Core Curriculum

Our core curriculum combines the strong foundation of a traditional curriculum with alternative paths. You will take courses in four areas (below) that progress toward a Integrative Capstone Seminar that combine the wisdom accrued in your major with more general questions from across the spectrum of human inquiry.

Professor leading a seminar discussion

Core courses are small, and stress basic critical thinking, clear writing, and analyzing issues from different perspectives. You are challenged to raise thoughtful questions, evaluate conclusions and arguments, and devise creative solutions.

Creative Arts: Courses examine questions common to all the arts. You will explore both the broad purposes of all the arts as well as unique achievements of particular art forms. Courses focus on basic principles - representation, evocation, and context - shared by all the arts. You will concentrate on understanding how each of the different arts make use of these fundamental ideas.

Human Heritage: Courses explore the rich traditions that shape human social life, including the ideas, visions, and cultural practices that are shared, lasting, and tenacious. Whether we look at the prevailing values of modern, cosmopolitan society or the folk traditions that develop in small communities, these deeply rooted realities help us to understand our identity and to make choices about our affinity with family, community, history, values, and place. Through direct engagement with primary texts, you'll learn to ask questions, debate ideas, and come to understand ways that we experience past events and ideas as part of the fabric of our lives.

Professor and student

Self and Society: Courses foster a deeper understanding of both ourselves and our society, which enables us to transform both. Societies provide the ground in which we grow and develop.
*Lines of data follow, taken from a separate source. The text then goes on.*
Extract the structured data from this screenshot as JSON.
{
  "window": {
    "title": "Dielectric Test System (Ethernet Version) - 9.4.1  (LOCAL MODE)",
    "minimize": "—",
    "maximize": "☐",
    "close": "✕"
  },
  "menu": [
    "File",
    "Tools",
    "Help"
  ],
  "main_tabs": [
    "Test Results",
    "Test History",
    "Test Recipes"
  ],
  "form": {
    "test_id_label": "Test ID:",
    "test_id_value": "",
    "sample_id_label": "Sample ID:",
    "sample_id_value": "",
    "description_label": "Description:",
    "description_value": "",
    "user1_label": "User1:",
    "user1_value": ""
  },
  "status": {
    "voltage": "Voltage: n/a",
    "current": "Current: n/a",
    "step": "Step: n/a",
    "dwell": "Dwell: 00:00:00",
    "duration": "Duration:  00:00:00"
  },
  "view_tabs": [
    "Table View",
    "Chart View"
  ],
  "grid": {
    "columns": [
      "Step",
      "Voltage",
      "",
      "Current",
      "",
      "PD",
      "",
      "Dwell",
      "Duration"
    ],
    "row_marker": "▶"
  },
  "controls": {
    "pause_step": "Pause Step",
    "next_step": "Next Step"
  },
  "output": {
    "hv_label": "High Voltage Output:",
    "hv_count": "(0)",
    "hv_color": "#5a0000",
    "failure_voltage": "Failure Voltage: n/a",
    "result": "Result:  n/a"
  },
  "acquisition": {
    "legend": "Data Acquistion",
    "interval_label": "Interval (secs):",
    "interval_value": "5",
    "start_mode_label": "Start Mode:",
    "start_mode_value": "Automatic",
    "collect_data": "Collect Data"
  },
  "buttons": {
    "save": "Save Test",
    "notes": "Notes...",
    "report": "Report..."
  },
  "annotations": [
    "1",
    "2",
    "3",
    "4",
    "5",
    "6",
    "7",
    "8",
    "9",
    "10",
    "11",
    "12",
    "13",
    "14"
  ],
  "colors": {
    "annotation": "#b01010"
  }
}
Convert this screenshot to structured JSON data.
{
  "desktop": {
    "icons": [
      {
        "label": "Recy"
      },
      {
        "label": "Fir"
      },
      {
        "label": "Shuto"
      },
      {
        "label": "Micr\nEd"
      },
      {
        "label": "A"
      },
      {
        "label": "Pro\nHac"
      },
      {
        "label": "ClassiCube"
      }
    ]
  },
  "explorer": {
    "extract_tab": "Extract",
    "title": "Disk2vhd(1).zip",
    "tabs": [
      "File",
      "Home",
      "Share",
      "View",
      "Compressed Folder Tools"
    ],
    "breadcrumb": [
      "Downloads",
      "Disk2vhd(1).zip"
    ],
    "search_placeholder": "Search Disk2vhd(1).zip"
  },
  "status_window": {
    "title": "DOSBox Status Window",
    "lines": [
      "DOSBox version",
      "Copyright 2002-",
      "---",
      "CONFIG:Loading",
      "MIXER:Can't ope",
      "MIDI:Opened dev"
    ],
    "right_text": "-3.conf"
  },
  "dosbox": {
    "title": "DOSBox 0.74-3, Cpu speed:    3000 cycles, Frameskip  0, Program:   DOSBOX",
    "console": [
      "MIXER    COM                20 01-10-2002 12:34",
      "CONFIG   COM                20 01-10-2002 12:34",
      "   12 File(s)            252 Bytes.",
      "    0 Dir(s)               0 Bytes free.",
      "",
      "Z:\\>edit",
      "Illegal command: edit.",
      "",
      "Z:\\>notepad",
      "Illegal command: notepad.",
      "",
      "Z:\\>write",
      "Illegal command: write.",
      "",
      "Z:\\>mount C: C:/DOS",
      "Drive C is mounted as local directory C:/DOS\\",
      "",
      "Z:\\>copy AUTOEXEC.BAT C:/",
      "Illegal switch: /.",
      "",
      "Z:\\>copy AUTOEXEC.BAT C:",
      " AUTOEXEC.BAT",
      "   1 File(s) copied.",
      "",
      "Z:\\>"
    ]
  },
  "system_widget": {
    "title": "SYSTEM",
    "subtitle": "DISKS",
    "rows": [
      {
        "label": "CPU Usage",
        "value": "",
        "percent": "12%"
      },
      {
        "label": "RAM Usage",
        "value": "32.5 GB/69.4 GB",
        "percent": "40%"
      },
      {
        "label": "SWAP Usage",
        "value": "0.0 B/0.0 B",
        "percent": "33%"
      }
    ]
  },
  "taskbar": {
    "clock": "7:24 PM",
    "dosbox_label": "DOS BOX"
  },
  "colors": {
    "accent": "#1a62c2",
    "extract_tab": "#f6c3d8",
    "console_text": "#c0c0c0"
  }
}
It is impossible to understand ourselves and those around us without an understanding of the societies that have and are shaping us. This understanding of the social world in which we think, work, and live enables us to be more than just the passive recipients of this "shaping." Furthermore, societies are also shaped by the beliefs, values, and activities of human beings. Consciously shaping one's own society for the better requires an understanding of the current structure and what created it; in particular, an awareness that what seems "natural" are socially created ways of thinking and doing.

Professor assisting student
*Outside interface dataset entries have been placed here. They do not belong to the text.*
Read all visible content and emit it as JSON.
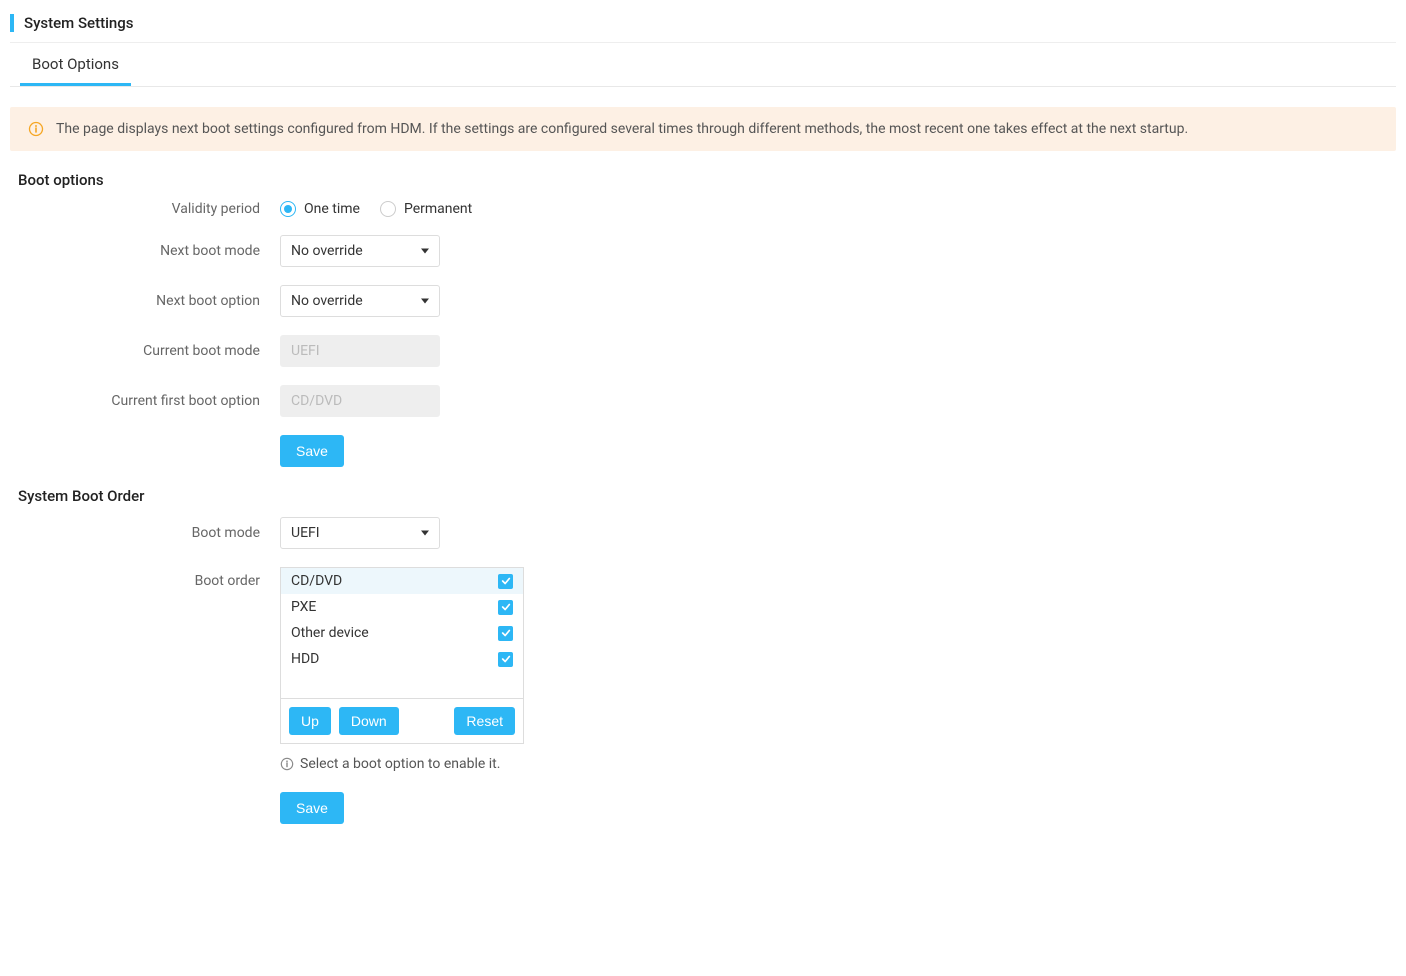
{
  "page": {
    "title": "System Settings"
  },
  "tabs": {
    "boot_options": "Boot Options"
  },
  "banner": {
    "text": "The page displays next boot settings configured from HDM. If the settings are configured several times through different methods, the most recent one takes effect at the next startup."
  },
  "boot_options_section": {
    "header": "Boot options",
    "validity_period_label": "Validity period",
    "validity_one_time": "One time",
    "validity_permanent": "Permanent",
    "next_boot_mode_label": "Next boot mode",
    "next_boot_mode_value": "No override",
    "next_boot_option_label": "Next boot option",
    "next_boot_option_value": "No override",
    "current_boot_mode_label": "Current boot mode",
    "current_boot_mode_value": "UEFI",
    "current_first_boot_option_label": "Current first boot option",
    "current_first_boot_option_value": "CD/DVD",
    "save_button": "Save"
  },
  "system_boot_order_section": {
    "header": "System Boot Order",
    "boot_mode_label": "Boot mode",
    "boot_mode_value": "UEFI",
    "boot_order_label": "Boot order",
    "items": [
      {
        "name": "CD/DVD",
        "checked": true,
        "selected": true
      },
      {
        "name": "PXE",
        "checked": true,
        "selected": false
      },
      {
        "name": "Other device",
        "checked": true,
        "selected": false
      },
      {
        "name": "HDD",
        "checked": true,
        "selected": false
      }
    ],
    "up_button": "Up",
    "down_button": "Down",
    "reset_button": "Reset",
    "hint": "Select a boot option to enable it.",
    "save_button": "Save"
  }
}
Science and Technology: Courses take a broad view of the scientific endeavor by studying scientific reasoning, discovery, and invention as they are understood in basic concepts that appear in particular historical contexts. Courses cover traditional advanced study in a particular scientific area as well as integrative courses such as oceanography, earth sciences, astronomy, and human biochemistry or health. Laboratory courses feature a hands on  dimension such as field work, regular laboratory sessions, or other appropriate methodical testing of classroom concepts.